*** Opening of PROVIDED ENTRIES ***
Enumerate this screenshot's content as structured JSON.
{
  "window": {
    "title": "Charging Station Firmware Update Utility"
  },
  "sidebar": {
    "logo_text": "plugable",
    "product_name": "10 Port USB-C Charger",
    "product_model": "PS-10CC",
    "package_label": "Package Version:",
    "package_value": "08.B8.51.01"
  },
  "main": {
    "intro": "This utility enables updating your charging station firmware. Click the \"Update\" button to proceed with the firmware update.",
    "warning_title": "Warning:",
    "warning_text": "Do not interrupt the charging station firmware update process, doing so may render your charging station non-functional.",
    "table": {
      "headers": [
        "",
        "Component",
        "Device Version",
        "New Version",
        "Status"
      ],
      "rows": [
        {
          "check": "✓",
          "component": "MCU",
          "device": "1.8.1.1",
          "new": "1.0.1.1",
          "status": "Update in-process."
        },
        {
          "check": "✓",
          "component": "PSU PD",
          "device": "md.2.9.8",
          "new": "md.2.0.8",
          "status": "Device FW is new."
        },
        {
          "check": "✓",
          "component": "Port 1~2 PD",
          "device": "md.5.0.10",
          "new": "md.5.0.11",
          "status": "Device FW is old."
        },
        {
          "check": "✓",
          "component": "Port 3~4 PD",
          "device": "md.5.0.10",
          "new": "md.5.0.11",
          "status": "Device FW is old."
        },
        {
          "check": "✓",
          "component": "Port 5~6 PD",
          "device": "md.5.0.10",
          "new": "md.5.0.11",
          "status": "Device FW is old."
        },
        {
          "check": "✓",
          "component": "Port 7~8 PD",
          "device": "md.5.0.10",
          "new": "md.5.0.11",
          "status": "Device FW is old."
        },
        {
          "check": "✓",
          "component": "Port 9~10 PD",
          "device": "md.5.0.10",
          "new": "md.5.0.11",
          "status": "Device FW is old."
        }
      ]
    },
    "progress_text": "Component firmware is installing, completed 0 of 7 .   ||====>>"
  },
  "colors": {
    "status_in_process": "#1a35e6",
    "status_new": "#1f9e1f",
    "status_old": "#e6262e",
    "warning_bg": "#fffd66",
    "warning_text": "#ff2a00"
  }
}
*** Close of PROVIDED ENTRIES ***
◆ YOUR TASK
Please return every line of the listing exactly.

◆ SOLUTION TO THE PROBLEM
Enumerate this screenshot's content as structured JSON.
{
  "window": {
    "title": "Charging Station Firmware Update Utility"
  },
  "sidebar": {
    "logo_text": "plugable",
    "product_name": "10 Port USB-C Charger",
    "product_model": "PS-10CC",
    "package_label": "Package Version:",
    "package_value": "08.B8.51.01"
  },
  "main": {
    "intro": "This utility enables updating your charging station firmware. Click the \"Update\" button to proceed with the firmware update.",
    "warning_title": "Warning:",
    "warning_text": "Do not interrupt the charging station firmware update process, doing so may render your charging station non-functional.",
    "table": {
      "headers": [
        "",
        "Component",
        "Device Version",
        "New Version",
        "Status"
      ],
      "rows": [
        {
          "check": "✓",
          "component": "MCU",
          "device": "1.8.1.1",
          "new": "1.0.1.1",
          "status": "Update in-process."
        },
        {
          "check": "✓",
          "component": "PSU PD",
          "device": "md.2.9.8",
          "new": "md.2.0.8",
          "status": "Device FW is new."
        },
        {
          "check": "✓",
          "component": "Port 1~2 PD",
          "device": "md.5.0.10",
          "new": "md.5.0.11",
          "status": "Device FW is old."
        },
        {
          "check": "✓",
          "component": "Port 3~4 PD",
          "device": "md.5.0.10",
          "new": "md.5.0.11",
          "status": "Device FW is old."
        },
        {
          "check": "✓",
          "component": "Port 5~6 PD",
          "device": "md.5.0.10",
          "new": "md.5.0.11",
          "status": "Device FW is old."
        },
        {
          "check": "✓",
          "component": "Port 7~8 PD",
          "device": "md.5.0.10",
          "new": "md.5.0.11",
          "status": "Device FW is old."
        },
        {
          "check": "✓",
          "component": "Port 9~10 PD",
          "device": "md.5.0.10",
          "new": "md.5.0.11",
          "status": "Device FW is old."
        }
      ]
    },
    "progress_text": "Component firmware is installing, completed 0 of 7 .   ||====>>"
  },
  "colors": {
    "status_in_process": "#1a35e6",
    "status_new": "#1f9e1f",
    "status_old": "#e6262e",
    "warning_bg": "#fffd66",
    "warning_text": "#ff2a00"
  }
}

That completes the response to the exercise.